Work to be completed:
Below is a set of records; print all of them exactly as written.

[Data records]
______________________________

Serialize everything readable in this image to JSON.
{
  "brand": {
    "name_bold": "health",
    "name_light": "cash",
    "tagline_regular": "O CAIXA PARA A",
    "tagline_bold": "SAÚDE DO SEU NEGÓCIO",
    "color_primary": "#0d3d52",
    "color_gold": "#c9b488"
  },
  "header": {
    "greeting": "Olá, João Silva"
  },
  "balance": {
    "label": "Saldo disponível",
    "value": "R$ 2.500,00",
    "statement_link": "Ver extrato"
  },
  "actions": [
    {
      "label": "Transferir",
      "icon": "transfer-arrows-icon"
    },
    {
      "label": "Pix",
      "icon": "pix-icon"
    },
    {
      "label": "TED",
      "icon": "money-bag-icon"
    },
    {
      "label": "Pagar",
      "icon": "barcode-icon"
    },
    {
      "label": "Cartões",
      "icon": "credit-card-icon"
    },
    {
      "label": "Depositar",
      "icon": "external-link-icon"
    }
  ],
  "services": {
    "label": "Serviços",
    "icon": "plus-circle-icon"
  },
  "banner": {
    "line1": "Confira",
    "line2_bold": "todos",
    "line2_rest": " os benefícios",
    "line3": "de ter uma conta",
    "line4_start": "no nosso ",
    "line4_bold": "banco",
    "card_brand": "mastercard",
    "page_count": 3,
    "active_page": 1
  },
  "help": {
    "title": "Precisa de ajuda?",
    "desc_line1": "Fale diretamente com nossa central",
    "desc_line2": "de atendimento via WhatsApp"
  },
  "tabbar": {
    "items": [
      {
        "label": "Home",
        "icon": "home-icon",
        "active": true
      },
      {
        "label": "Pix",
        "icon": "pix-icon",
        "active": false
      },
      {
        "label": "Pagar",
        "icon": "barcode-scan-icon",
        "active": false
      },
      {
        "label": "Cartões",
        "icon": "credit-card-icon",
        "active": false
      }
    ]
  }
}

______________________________

Response:
Serialize everything readable in this image to JSON.
{
  "brand": {
    "name_bold": "health",
    "name_light": "cash",
    "tagline_regular": "O CAIXA PARA A",
    "tagline_bold": "SAÚDE DO SEU NEGÓCIO",
    "color_primary": "#0d3d52",
    "color_gold": "#c9b488"
  },
  "header": {
    "greeting": "Olá, João Silva"
  },
  "balance": {
    "label": "Saldo disponível",
    "value": "R$ 2.500,00",
    "statement_link": "Ver extrato"
  },
  "actions": [
    {
      "label": "Transferir",
      "icon": "transfer-arrows-icon"
    },
    {
      "label": "Pix",
      "icon": "pix-icon"
    },
    {
      "label": "TED",
      "icon": "money-bag-icon"
    },
    {
      "label": "Pagar",
      "icon": "barcode-icon"
    },
    {
      "label": "Cartões",
      "icon": "credit-card-icon"
    },
    {
      "label": "Depositar",
      "icon": "external-link-icon"
    }
  ],
  "services": {
    "label": "Serviços",
    "icon": "plus-circle-icon"
  },
  "banner": {
    "line1": "Confira",
    "line2_bold": "todos",
    "line2_rest": " os benefícios",
    "line3": "de ter uma conta",
    "line4_start": "no nosso ",
    "line4_bold": "banco",
    "card_brand": "mastercard",
    "page_count": 3,
    "active_page": 1
  },
  "help": {
    "title": "Precisa de ajuda?",
    "desc_line1": "Fale diretamente com nossa central",
    "desc_line2": "de atendimento via WhatsApp"
  },
  "tabbar": {
    "items": [
      {
        "label": "Home",
        "icon": "home-icon",
        "active": true
      },
      {
        "label": "Pix",
        "icon": "pix-icon",
        "active": false
      },
      {
        "label": "Pagar",
        "icon": "barcode-scan-icon",
        "active": false
      },
      {
        "label": "Cartões",
        "icon": "credit-card-icon",
        "active": false
      }
    ]
  }
}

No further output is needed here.